Welcome to the secret world of the ninja master! The Illustrated Ninja Handbook is your ultimate guide to the esoteric knowledge and teachings of the ancient Japanese shinobi. It provides ninjitsu devotees with the first detailed understanding of this shadowy and mysterious martial art form.
This handbook contains step-by-step instructions that allow you to master the 40 most devastating ninja fighting techniques. It was created with the blessing of legendary ninjutsu master Soke Masaaki Hatsumi, who taught for many generations in the Bujinkan School—generally recognized as the leading ninjutsu school in the world.
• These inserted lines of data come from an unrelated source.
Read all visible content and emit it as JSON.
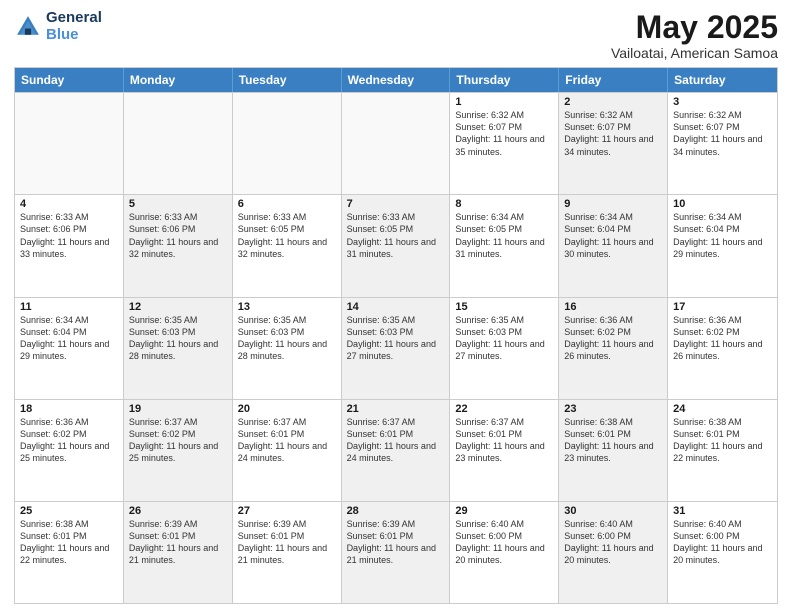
{
  "logo": {
    "line1": "General",
    "line2": "Blue"
  },
  "title": "May 2025",
  "subtitle": "Vailoatai, American Samoa",
  "days": [
    "Sunday",
    "Monday",
    "Tuesday",
    "Wednesday",
    "Thursday",
    "Friday",
    "Saturday"
  ],
  "rows": [
    [
      {
        "day": "",
        "empty": true
      },
      {
        "day": "",
        "empty": true
      },
      {
        "day": "",
        "empty": true
      },
      {
        "day": "",
        "empty": true
      },
      {
        "day": "1",
        "sunrise": "Sunrise: 6:32 AM",
        "sunset": "Sunset: 6:07 PM",
        "daylight": "Daylight: 11 hours and 35 minutes."
      },
      {
        "day": "2",
        "sunrise": "Sunrise: 6:32 AM",
        "sunset": "Sunset: 6:07 PM",
        "daylight": "Daylight: 11 hours and 34 minutes.",
        "shaded": true
      },
      {
        "day": "3",
        "sunrise": "Sunrise: 6:32 AM",
        "sunset": "Sunset: 6:07 PM",
        "daylight": "Daylight: 11 hours and 34 minutes."
      }
    ],
    [
      {
        "day": "4",
        "sunrise": "Sunrise: 6:33 AM",
        "sunset": "Sunset: 6:06 PM",
        "daylight": "Daylight: 11 hours and 33 minutes."
      },
      {
        "day": "5",
        "sunrise": "Sunrise: 6:33 AM",
        "sunset": "Sunset: 6:06 PM",
        "daylight": "Daylight: 11 hours and 32 minutes.",
        "shaded": true
      },
      {
        "day": "6",
        "sunrise": "Sunrise: 6:33 AM",
        "sunset": "Sunset: 6:05 PM",
        "daylight": "Daylight: 11 hours and 32 minutes."
      },
      {
        "day": "7",
        "sunrise": "Sunrise: 6:33 AM",
        "sunset": "Sunset: 6:05 PM",
        "daylight": "Daylight: 11 hours and 31 minutes.",
        "shaded": true
      },
      {
        "day": "8",
        "sunrise": "Sunrise: 6:34 AM",
        "sunset": "Sunset: 6:05 PM",
        "daylight": "Daylight: 11 hours and 31 minutes."
      },
      {
        "day": "9",
        "sunrise": "Sunrise: 6:34 AM",
        "sunset": "Sunset: 6:04 PM",
        "daylight": "Daylight: 11 hours and 30 minutes.",
        "shaded": true
      },
      {
        "day": "10",
        "sunrise": "Sunrise: 6:34 AM",
        "sunset": "Sunset: 6:04 PM",
        "daylight": "Daylight: 11 hours and 29 minutes."
      }
    ],
    [
      {
        "day": "11",
        "sunrise": "Sunrise: 6:34 AM",
        "sunset": "Sunset: 6:04 PM",
        "daylight": "Daylight: 11 hours and 29 minutes."
      },
      {
        "day": "12",
        "sunrise": "Sunrise: 6:35 AM",
        "sunset": "Sunset: 6:03 PM",
        "daylight": "Daylight: 11 hours and 28 minutes.",
        "shaded": true
      },
      {
        "day": "13",
        "sunrise": "Sunrise: 6:35 AM",
        "sunset": "Sunset: 6:03 PM",
        "daylight": "Daylight: 11 hours and 28 minutes."
      },
      {
        "day": "14",
        "sunrise": "Sunrise: 6:35 AM",
        "sunset": "Sunset: 6:03 PM",
        "daylight": "Daylight: 11 hours and 27 minutes.",
        "shaded": true
      },
      {
        "day": "15",
        "sunrise": "Sunrise: 6:35 AM",
        "sunset": "Sunset: 6:03 PM",
        "daylight": "Daylight: 11 hours and 27 minutes."
      },
      {
        "day": "16",
        "sunrise": "Sunrise: 6:36 AM",
        "sunset": "Sunset: 6:02 PM",
        "daylight": "Daylight: 11 hours and 26 minutes.",
        "shaded": true
      },
      {
        "day": "17",
        "sunrise": "Sunrise: 6:36 AM",
        "sunset": "Sunset: 6:02 PM",
        "daylight": "Daylight: 11 hours and 26 minutes."
      }
    ],
    [
      {
        "day": "18",
        "sunrise": "Sunrise: 6:36 AM",
        "sunset": "Sunset: 6:02 PM",
        "daylight": "Daylight: 11 hours and 25 minutes."
      },
      {
        "day": "19",
        "sunrise": "Sunrise: 6:37 AM",
        "sunset": "Sunset: 6:02 PM",
        "daylight": "Daylight: 11 hours and 25 minutes.",
        "shaded": true
      },
      {
        "day": "20",
        "sunrise": "Sunrise: 6:37 AM",
        "sunset": "Sunset: 6:01 PM",
        "daylight": "Daylight: 11 hours and 24 minutes."
      },
      {
        "day": "21",
        "sunrise": "Sunrise: 6:37 AM",
        "sunset": "Sunset: 6:01 PM",
        "daylight": "Daylight: 11 hours and 24 minutes.",
        "shaded": true
      },
      {
        "day": "22",
        "sunrise": "Sunrise: 6:37 AM",
        "sunset": "Sunset: 6:01 PM",
        "daylight": "Daylight: 11 hours and 23 minutes."
      },
      {
        "day": "23",
        "sunrise": "Sunrise: 6:38 AM",
        "sunset": "Sunset: 6:01 PM",
        "daylight": "Daylight: 11 hours and 23 minutes.",
        "shaded": true
      },
      {
        "day": "24",
        "sunrise": "Sunrise: 6:38 AM",
        "sunset": "Sunset: 6:01 PM",
        "daylight": "Daylight: 11 hours and 22 minutes."
      }
    ],
    [
      {
        "day": "25",
        "sunrise": "Sunrise: 6:38 AM",
        "sunset": "Sunset: 6:01 PM",
        "daylight": "Daylight: 11 hours and 22 minutes."
      },
      {
        "day": "26",
        "sunrise": "Sunrise: 6:39 AM",
        "sunset": "Sunset: 6:01 PM",
        "daylight": "Daylight: 11 hours and 21 minutes.",
        "shaded": true
      },
      {
        "day": "27",
        "sunrise": "Sunrise: 6:39 AM",
        "sunset": "Sunset: 6:01 PM",
        "daylight": "Daylight: 11 hours and 21 minutes."
      },
      {
        "day": "28",
        "sunrise": "Sunrise: 6:39 AM",
        "sunset": "Sunset: 6:01 PM",
        "daylight": "Daylight: 11 hours and 21 minutes.",
        "shaded": true
      },
      {
        "day": "29",
        "sunrise": "Sunrise: 6:40 AM",
        "sunset": "Sunset: 6:00 PM",
        "daylight": "Daylight: 11 hours and 20 minutes."
      },
      {
        "day": "30",
        "sunrise": "Sunrise: 6:40 AM",
        "sunset": "Sunset: 6:00 PM",
        "daylight": "Daylight: 11 hours and 20 minutes.",
        "shaded": true
      },
      {
        "day": "31",
        "sunrise": "Sunrise: 6:40 AM",
        "sunset": "Sunset: 6:00 PM",
        "daylight": "Daylight: 11 hours and 20 minutes."
      }
    ]
  ]
}
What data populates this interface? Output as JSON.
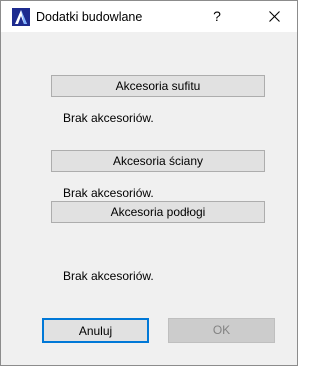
{
  "window": {
    "title": "Dodatki budowlane",
    "help_label": "?",
    "app_icon": "archicad-logo-icon"
  },
  "sections": [
    {
      "button_label": "Akcesoria sufitu",
      "status": "Brak akcesoriów."
    },
    {
      "button_label": "Akcesoria ściany",
      "status": "Brak akcesoriów."
    },
    {
      "button_label": "Akcesoria podłogi",
      "status": "Brak akcesoriów."
    }
  ],
  "buttons": {
    "cancel_label": "Anuluj",
    "ok_label": "OK"
  },
  "colors": {
    "dialog_bg": "#f0f0f0",
    "focus_border": "#0078d7",
    "disabled_text": "#838383"
  }
}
The Bujinkan Dojo encompasses nine separate ryu-ha or martial arts schools that are based in Japan and headed by Hatsumi. Bujinkan ninjas use both armed and unarmed fighting techniques, with weapons such as swords, bamboo shinai, and staffs. They also learn to defend themselves unarmed against weapons attacks. Author Remigiusz Borda studied and taught Bujinkan ninjutsu for many decades, and in this book presents the unique system created by Masaaki Hatsumi—the 34th Grandmaster and head of the Togakure-ryu Ninjutsu lineage.
The Illustrated Ninja Handbook is based on hundreds of years of actual ninja combat experience and contains the traditional knowledge of the legendary Shinobi warrior clan who were instrumental in helping found the Tokugawa Shogunate.
“Richard Rubin has done something that will never be possible for anyone to do again. His interviews with the last American World War I veterans—who have all since died—bring to vivid life a cataclysm that changed our world forever but that remains curiously forgotten here.” —Adam Hochschild, author of To End All Wars: A Story of Loyalty and Rebellion, 1914–1918
In 2003, eighty-five years after the end of World War I, Richard Rubin set out to see if he could still find and talk to someone who had actually served in the American Expeditionary Forces during that colossal conflict. Ultimately he found dozens, aged 101 to 113, from Cape Cod to Carson City, who shared with him at the last possible moment their stories of America’s Great War.
Nineteenth-century men and women living in the twenty-first century, they were self-reliant, humble, and stoic, never complaining, but still marveling at the immensity of the war they helped win, and the complexity of the world they helped create. Though America has largely forgotten their war, you will never forget them, or their stories. A decade in the making, The Last of the Doughboys is the most sweeping look at America’s First World War in a generation, a glorious reminder of the tremendously important role America played in the “war to end all wars,” as well as a moving meditation on character, grace, aging, and memory.
“An outstanding and fascinating book. By tracking down the last surviving veterans of the First World War and interviewing them with sympathy and skill, Richard Rubin has produced a first-rate work of reporting.” —Ian Frazier, author of Travels in Siberia
“I cannot remember a book about that huge and terrible war that I have enjoyed reading more in many years.” —Michael Korda, The Daily Beast
Tom Clancy's previous explorations of America's armed forces, Submarine and Armored Cav, revealed exclusive, never-before-seen information an the people and technology that protect our nation. Now, the acclaimed author of Clear and Present Danger and Debt of Honor takes to the skies with the U. S. Air Force's elite: the Fighter Wing.
With his compelling style and unerring eye for detail, Clancy captures the thrill of takeoff, the drama of the dogfight, and the relentless dangers our fighter pilots face every day of their lives . . . showing readers what it really means to be the best of the best.
Fighter Wing includes:
Detailed analyses of the Air Force's premier fighter planes, including the F-15 Eagle
Exclusive photographs, illustrations, and diagrams
An insider's look at the people behind the planes and weapons
Combat strategies and training techniques used by the U. S. Air Force